transform:translateX(-30%) scale(0.95);
}
.align-right.slide-in {
transform:translateX(30%) scale(0.95);
}
.slide-in.active {
opacity:1;
transform:translateX(0%) scale(1);
}

Day 14

Copy objects and arrays. You can use the ES6 spread operator to clone arrays without modifying the original.

let ogArray = ['thing1', 'thing2'];
let poserArray = [...ogArray];

Day 15

Great learn here, use the noun project for pimp icons: https://thenounproject.com/search/

https://thenounproject.com/

Otherwise, localStorage.setItem(key, JSON.stringify(value)) andJSON.parse(localStorage.getItem(key)) are your friends. Yes, that is the way to do it. #JavascriptFTW

Day 16

Day 17
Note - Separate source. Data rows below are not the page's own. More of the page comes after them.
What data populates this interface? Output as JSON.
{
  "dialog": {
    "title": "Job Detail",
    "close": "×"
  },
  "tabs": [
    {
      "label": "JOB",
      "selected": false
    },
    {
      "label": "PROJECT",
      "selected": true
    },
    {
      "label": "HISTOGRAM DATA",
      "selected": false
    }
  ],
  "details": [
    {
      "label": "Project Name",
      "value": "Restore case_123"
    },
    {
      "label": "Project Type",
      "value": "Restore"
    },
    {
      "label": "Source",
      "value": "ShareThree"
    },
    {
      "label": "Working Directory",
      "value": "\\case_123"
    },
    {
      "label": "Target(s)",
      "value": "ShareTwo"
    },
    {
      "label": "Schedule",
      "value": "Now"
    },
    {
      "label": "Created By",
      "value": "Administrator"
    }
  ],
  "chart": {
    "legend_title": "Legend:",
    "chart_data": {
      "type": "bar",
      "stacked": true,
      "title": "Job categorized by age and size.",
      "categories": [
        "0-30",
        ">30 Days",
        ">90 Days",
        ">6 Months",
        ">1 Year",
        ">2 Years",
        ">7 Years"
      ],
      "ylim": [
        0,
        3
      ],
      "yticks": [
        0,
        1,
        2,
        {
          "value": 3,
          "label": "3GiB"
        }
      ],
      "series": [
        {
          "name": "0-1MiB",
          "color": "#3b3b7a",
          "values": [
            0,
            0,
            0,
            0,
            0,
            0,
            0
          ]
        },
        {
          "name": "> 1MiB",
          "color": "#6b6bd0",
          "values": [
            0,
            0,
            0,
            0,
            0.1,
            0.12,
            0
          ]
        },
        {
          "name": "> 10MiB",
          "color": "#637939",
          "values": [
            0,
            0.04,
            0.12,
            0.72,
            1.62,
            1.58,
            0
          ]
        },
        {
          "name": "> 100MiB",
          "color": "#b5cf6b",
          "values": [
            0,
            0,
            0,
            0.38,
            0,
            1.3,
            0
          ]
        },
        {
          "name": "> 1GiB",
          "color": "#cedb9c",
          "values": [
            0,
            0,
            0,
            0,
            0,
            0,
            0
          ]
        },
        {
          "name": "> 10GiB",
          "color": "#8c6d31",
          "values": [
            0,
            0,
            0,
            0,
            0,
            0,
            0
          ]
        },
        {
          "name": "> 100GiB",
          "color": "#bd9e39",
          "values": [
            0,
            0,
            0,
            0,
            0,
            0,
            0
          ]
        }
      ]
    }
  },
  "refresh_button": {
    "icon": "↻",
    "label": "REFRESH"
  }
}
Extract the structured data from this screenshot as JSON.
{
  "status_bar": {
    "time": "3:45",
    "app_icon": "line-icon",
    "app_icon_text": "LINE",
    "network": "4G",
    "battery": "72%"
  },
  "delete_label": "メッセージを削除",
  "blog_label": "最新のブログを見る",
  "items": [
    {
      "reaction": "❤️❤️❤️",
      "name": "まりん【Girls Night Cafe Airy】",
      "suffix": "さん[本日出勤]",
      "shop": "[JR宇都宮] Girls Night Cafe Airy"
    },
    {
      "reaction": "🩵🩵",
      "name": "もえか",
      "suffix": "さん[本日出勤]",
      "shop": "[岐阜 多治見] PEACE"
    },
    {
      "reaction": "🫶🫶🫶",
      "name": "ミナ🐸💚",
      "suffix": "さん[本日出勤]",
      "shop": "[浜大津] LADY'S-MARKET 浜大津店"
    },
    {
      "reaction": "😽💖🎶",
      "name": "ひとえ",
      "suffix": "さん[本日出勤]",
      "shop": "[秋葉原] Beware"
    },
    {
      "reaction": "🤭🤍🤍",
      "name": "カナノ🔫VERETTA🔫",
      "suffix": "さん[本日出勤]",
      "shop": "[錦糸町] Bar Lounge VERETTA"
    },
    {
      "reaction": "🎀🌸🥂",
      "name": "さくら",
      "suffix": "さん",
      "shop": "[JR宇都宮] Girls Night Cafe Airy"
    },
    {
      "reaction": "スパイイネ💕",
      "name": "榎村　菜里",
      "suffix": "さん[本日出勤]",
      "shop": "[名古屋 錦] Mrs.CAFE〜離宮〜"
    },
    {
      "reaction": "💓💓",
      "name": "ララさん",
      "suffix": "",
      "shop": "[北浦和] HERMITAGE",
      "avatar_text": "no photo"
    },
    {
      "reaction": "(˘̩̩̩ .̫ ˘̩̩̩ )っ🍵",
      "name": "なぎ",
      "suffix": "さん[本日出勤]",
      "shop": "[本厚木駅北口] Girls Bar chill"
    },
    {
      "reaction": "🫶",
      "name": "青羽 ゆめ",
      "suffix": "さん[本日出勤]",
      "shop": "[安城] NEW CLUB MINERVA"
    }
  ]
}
This is a pretty nifty one. If you ever need to sort something on a webpage but you want to filter by the main word things start with, like having “The Rock” with the Rs but “The Terminator” with the Ts you can strip out articles:

const bands = ['The Rock', 'The Terminator', 'No Country For Old Men', 'An Inconvenient Truth', 'Anaconda'];
function strip(bandName) {  
return bandName.replace(/^(a |the |an )/i, '').trim();
}
const sortedBands = bands.sort((a, b) => strip(a) > strip(b) ? 1 : -1);

Result: https://SortWithoutArticles--connor11528.repl.co

Day 18

Tbh I didn’t watch the video. The Javascript reduce function is pretty cool though and the map reduce pattern is super powerful so, check. it. out!

const timeNodes = Array.from(document.querySelectorAll('[data-time]'));
const seconds = timeNodes
.map(node => node.dataset.time)
.map(timeCode => {
const [mins, secs] = timeCode.split(':').map(parseFloat);
return (mins * 60) + secs;
})
.reduce((total, vidSeconds) => total + vidSeconds);

Day 19

You can ask the user permission to use their video by calling methods from the navigator object:

navigator.mediaDevices.getUserMedia({ video: true })

Funky, amiright?

Day 20

Wtf web browsers have speech recognition built in?

Day 21

More good icons.

navigator.geolocation.watchPosition((data) => {       
console.log(data);
speed.textContent = data.coords.speed;
arrow.style.transform = `rotate(${data.coords.heading}deg)`;
}, (err) => {
console.error(err);
});

Function is called each time the position of a device changes.

Day 22

This will create a highlight that moves around with your mouse and attaches itself to the nearest link.

Day 24

Sticky nav! This is awesome. I’m pretty stoked about this one cause you see it with custom wordpress themes and custom sites and it always seems like it’d be such a pain in the ass to implement. Never fear, Wes Bos is here…

Demo: https://stickynav--connor11528.repl.co/

Don’t be suprised if I change all my websites to look like this one…but with more Bootstrap 3, you know, to keep it classy.

From one to the another like it ain’t no thang but a chicken wang

Day 26

Neat bubbling effect for hover and dropdown navigation section: https://legitdropdownnav--connor11528.repl.co/

Conclusion

So much cool stuff! I didn’t watch all the videos or read through every single line of code but from what I could grasp there is some pimp stuff in here. I learned way more than 30 things and am for sure going to use some of these examples for implementations in current and future projects.

Thanks

Thank you Wes Bos for making an awesome course and giving it away for free.

Mozilla for the Mozilla Developer Network for the docssss 🔥 (Boring I know, but w/e that shit is super helpful)

Repl.it for hosting websites and having in browser editor where anyone can host a site. They’re dope.